▸ **Exercise requirements**
Show only those lines of the entries where the string "icon" is found.

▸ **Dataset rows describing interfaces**

★ ★ ★ ★ ★

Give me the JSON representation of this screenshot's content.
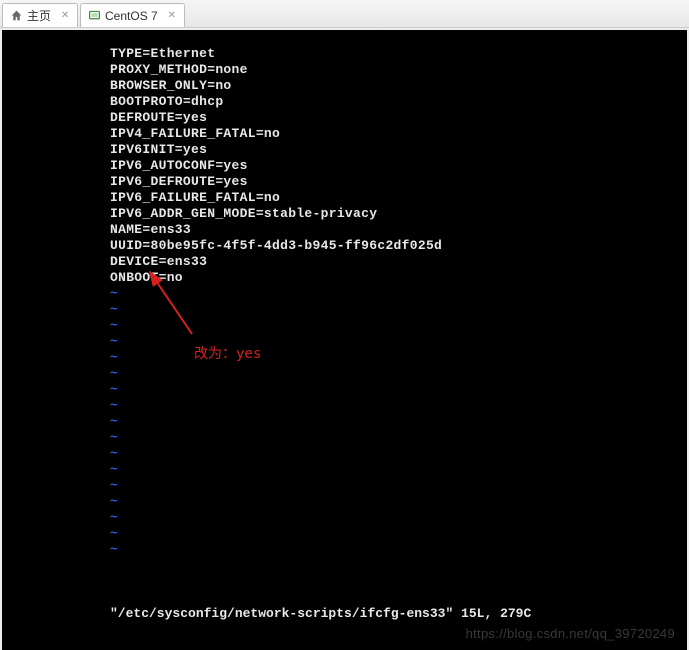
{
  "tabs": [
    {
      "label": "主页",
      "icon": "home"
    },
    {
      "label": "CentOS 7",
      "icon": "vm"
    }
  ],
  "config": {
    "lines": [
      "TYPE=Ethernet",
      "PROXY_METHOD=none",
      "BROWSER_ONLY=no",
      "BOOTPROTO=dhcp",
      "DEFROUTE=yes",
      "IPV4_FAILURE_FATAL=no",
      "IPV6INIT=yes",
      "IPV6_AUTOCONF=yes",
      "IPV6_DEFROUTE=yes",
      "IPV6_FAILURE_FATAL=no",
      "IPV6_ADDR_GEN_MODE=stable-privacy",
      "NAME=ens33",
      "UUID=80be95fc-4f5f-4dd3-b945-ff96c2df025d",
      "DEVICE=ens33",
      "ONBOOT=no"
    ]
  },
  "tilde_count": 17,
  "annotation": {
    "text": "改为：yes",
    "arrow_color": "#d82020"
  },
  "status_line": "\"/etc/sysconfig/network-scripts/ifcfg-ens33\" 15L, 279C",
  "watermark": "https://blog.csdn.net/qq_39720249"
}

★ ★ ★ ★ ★

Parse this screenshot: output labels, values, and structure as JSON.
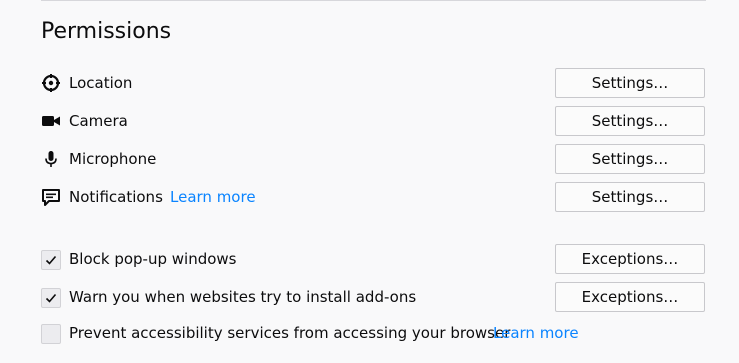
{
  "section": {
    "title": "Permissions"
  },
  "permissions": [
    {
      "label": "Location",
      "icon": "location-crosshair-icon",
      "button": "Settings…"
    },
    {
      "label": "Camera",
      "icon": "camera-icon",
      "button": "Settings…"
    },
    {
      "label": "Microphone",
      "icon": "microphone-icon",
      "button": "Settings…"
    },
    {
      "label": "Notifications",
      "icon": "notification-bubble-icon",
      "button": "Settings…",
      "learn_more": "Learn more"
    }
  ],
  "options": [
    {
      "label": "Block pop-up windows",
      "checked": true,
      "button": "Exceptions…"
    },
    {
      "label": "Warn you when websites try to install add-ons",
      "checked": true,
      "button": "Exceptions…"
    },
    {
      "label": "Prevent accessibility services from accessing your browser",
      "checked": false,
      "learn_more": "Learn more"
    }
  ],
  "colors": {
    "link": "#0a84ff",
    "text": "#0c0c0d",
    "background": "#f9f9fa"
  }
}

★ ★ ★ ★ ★

▸ **Final answer**
      "icon": "home"
      "icon": "vm"
      "icon": "location-crosshair-icon",
      "icon": "camera-icon",
      "icon": "microphone-icon",
      "icon": "notification-bubble-icon",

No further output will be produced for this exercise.